1. Minimum Viable Product (MVP) – as championed by Agile Development, this concept is that you should create and launch the minimum version of your product to get user feedback to ensure you are focusing on the core idea, and not the side features. Doing this also ensure that you add the side features your users need…not what you THINK they need.
2. Maximum Viable Product – as championed by companies like Apple…the idea is to plan, plan and plan and then release the “right” product. The idea here is that only by focusing on the full package can you really disrupt a space or create real innovation.
has had several great threads on this.
My impression is the you really have a deep understanding of your space, and technology megatrends in order to understand what you real goal with a product is.
Early Concept – If you don’t know if your core offering makes sense…you can make a great case for minimum products. They help you move swiftly to understand what the real value is. I think companies like Zynga did great job of this early in the social gaming space.
If you know the core offering is stable, but you are bringing a new advantage to play, then doing Maximum can allow for an “integrated” advantage. Apple is a great example here. You have to remember that they didn’t INVENT mp3 players, or smart phones…or decent laptops. Their value was the overall experience and ease of use which they melded together into a 1+1=3 solution.
Once you’ve launched I think you could make a case (if you could afford it) to do both. Have the major releases done by a Maximum team…but the point releases done by a very customer-focused Minimum team.
So, a long time ago in a galaxy far away…in a place called Infonautics…I helped with “web-bug” based analytics. Back then it was HitBox vs. WebTrends. Web Trends would crawl our Apache logs every night…a painful process that took hours and if you messed it up, you were really sad (right Chris?). The funny part was that we were quickly getting to the point where it was going to take 24 hours to process the daily logs, which for you math whizzes out there means we’d never finish…ever.
Fast-forward almost 10 years and I’m working as head of product at Oberon Media, where we were an early adopter of Omniture, who really perfected the web-bug method. Now, the world had evolved and the commerce-focused features allowed a huge range of features.
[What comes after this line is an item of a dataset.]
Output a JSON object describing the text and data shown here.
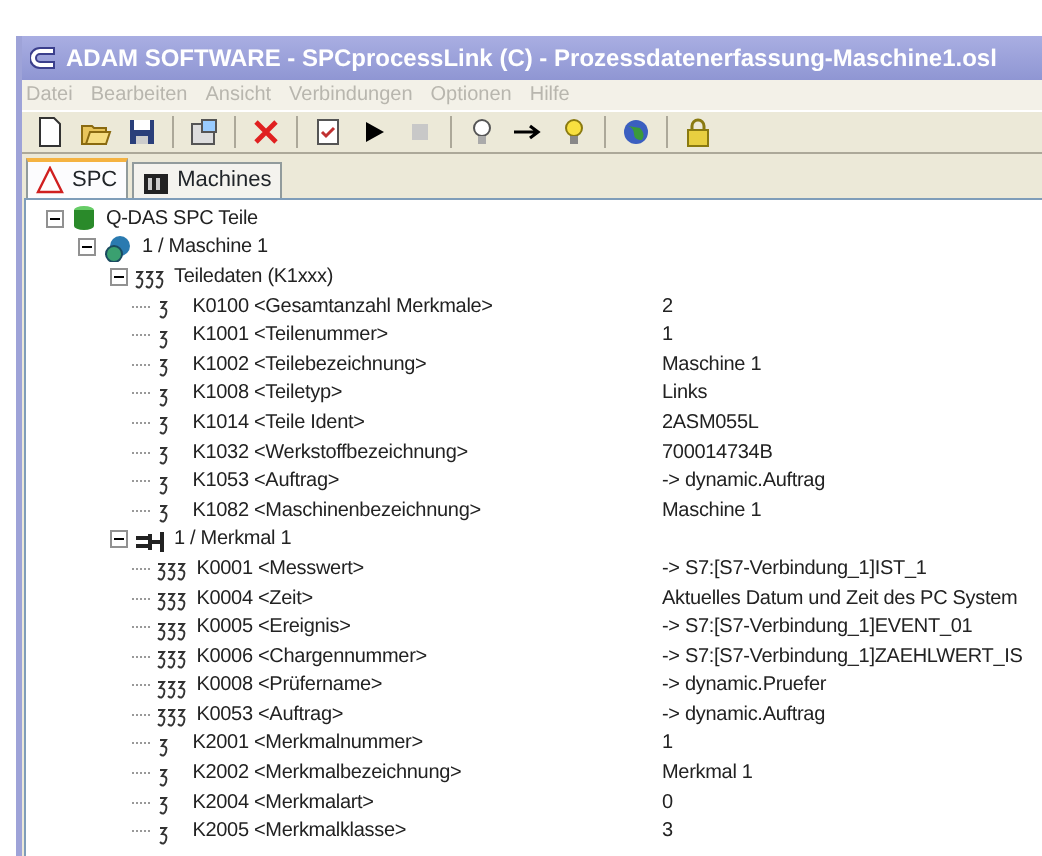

Competing with the smaller-scale Google Analytics, Omniture was rapidly getting to the point of being our real data warehouse…foretelling the rise of this technique as a method for “Big Data”. Like all great companies, Omniture leveraged their success by getting purchased by Adobe about 2 years ago for a LOT of money…but leaving the market in a place where the new giant Google (fresh after buying and closing open-source leader urchin) has now taken pole position. But, there is a new wave arising of “niche” players who are tying to chip away at them.
Into this frucus I’m now looking at the players again to see who is the best analytics provider for a web-application company who wants to “buy” analytics for embedding into a SaaS solution.
Still in progress, but I’ve reviewed:
1. Google Analytics